The ride brought forth a wide variety of riders--the sporty, gear-loving sort, young people, old people, hipsters, parrots, parents and children (including a couple of young kids on their own bikes). In my snarky moments (which admittedly are many), I wonder if the lycra-clad "got" that their participation in lycra was a bit beside the point. People who are sport-cyclists aren't the kind of riders the City needs to encourage. They are already out there (on evenings and weekends, but are they riding to work?). We need more people who use the bicycle as a mode of transportation--and who ride in the same clothes they work in. But maybe they work in lycra?
All snark aside, I really do appreciate that so many lovers of the bike came out to ride.
So, yeah, lots of riders. And lots of helmets, which means that I can't become a member of the cyclechic group of bike blogs. But, to each his own, right? Who am I to comment on personal style, or the lack thereof?
The route was around seven miles, and took us East past the mall, then back through the Bryan Park neighborhood. This is to say that we went up some nice hills. And I once again questioned my decision to ride a 3-speed, Dutch-style bike with a toddler on it (ehem, an extra 40 pounds).

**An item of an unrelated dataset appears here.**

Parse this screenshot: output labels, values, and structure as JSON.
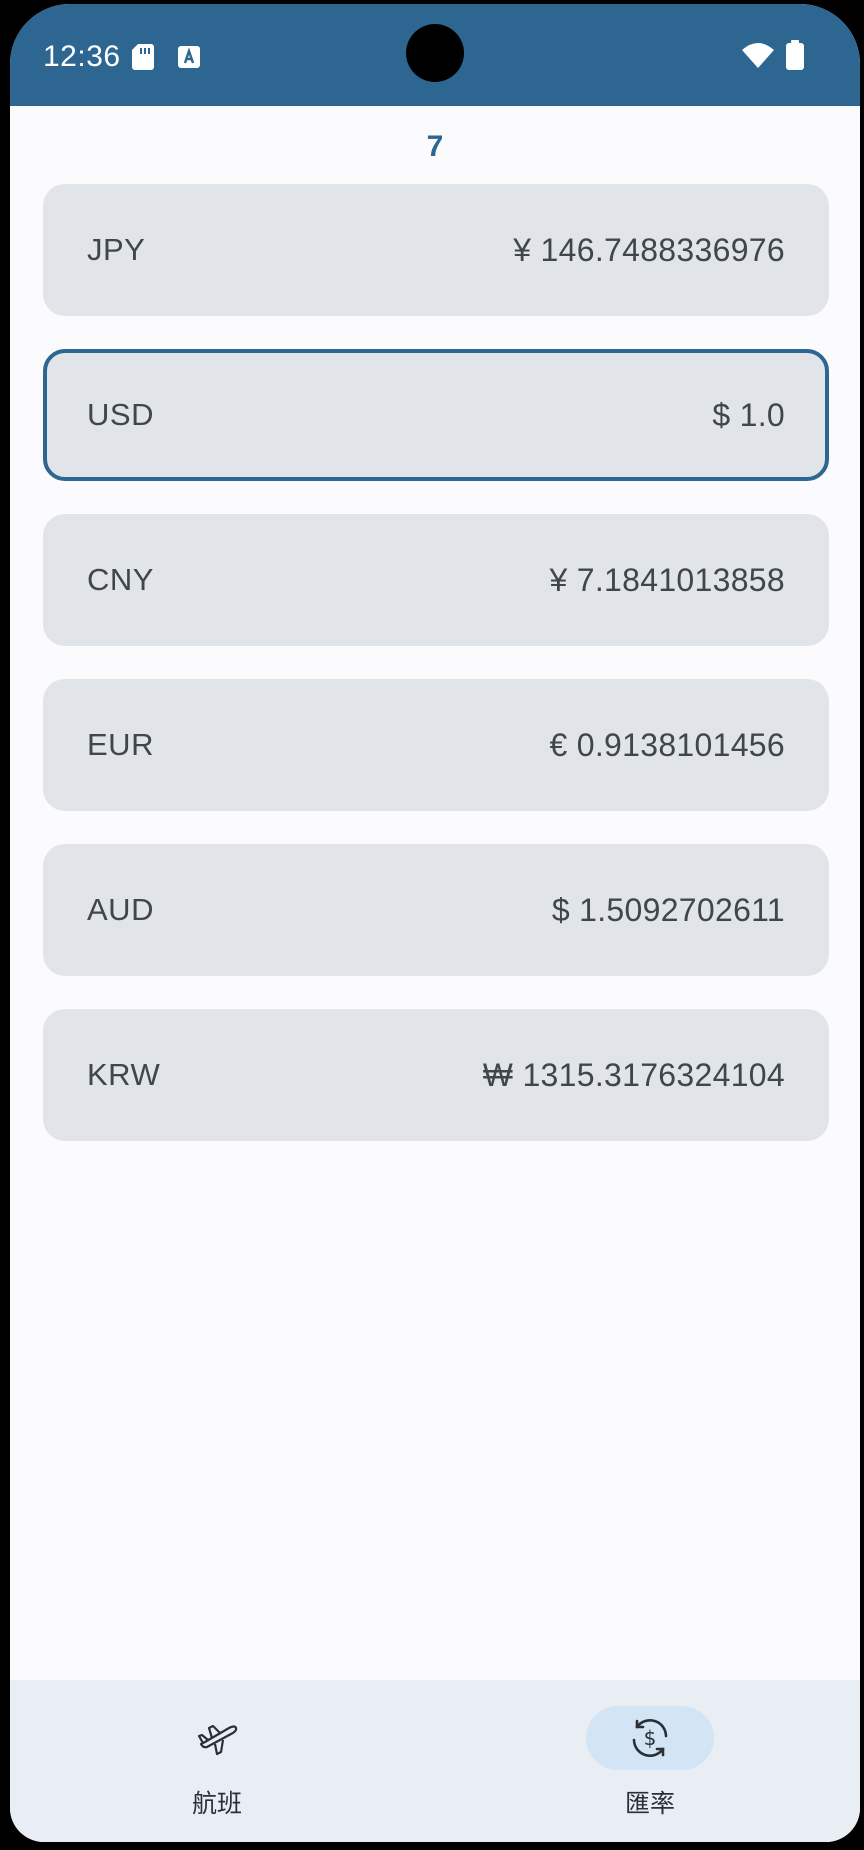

Does a bike meant to ride on the flats of Northern Europe have any place in hilly South-Central Indiana? I ask myself this whenever I ride to the East side of town, but I inevitably come back to the answer yes for these reasons: 1) a Dutch/Danish-style bike is much nicer looking than a racing, touring, mountain, or hybrid bike (and if you don't have talent, you ought to have style); 2) Dutch-style bikes have nice fenders, chain guards, and, often, coat or skirt guards, which let you use a bicycle as a mode of transport; and 3) this style of bike allows you to sit upright, which is not good if you want to go fast, but is likely safer because it provides me more visibility to cars and more stability since the upright position has a center of gravity that is akin to walking. Quick movements are less likely to result in crashes, which is important when riding in my work clothes (or with my son on the bike). Plus, it's more comfortable.

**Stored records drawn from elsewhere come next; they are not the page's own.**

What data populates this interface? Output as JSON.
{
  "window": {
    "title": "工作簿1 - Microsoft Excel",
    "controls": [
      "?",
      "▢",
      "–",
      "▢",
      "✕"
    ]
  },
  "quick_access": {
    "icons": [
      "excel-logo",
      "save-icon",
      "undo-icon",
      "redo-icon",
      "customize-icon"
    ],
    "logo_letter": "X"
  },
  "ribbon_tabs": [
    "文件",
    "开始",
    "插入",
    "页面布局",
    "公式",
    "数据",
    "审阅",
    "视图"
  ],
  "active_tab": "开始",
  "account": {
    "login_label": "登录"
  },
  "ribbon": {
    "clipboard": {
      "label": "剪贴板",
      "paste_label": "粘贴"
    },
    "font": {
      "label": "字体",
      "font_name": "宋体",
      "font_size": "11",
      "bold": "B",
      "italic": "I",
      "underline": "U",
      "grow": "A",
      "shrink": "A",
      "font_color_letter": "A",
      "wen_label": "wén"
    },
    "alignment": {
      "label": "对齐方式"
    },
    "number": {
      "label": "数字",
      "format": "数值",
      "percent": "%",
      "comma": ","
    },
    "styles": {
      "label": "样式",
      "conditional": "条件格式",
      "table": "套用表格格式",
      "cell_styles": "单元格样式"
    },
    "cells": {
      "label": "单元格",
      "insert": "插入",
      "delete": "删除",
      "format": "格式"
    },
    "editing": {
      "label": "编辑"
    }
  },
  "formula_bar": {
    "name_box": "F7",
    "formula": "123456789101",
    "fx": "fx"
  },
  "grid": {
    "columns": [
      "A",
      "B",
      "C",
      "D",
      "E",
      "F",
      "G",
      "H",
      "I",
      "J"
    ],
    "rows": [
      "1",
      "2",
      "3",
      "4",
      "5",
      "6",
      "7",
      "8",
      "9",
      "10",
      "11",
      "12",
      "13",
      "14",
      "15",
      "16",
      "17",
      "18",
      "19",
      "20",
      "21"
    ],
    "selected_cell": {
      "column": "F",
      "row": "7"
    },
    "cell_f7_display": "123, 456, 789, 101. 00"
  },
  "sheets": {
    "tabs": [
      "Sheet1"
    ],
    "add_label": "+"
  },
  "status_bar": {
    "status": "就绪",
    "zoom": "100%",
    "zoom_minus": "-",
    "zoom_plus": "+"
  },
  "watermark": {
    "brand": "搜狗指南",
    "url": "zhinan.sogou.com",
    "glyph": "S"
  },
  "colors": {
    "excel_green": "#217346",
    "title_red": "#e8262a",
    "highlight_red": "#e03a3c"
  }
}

In the end, I was huffing and puffing more than most, and sweating up a storm, in which case the breathable cycling gear would have come in handy.
I may have complained a bit about the hills, but the easterly-ride took me through an area I had yet to see: the bicycle underpass on Seventh Street! (see right; more about that later).
After returning to City Hall, some of us rode on to Lennie's for brunch. Lennie's, a seriously bike-friendly business, offered 50% off for riders. Chicken and waffles and a persimmon ale hit the spot.
It was a great day, and I am already looking forward to next year. Thanks to climate change, I expect the weather will be just as nice.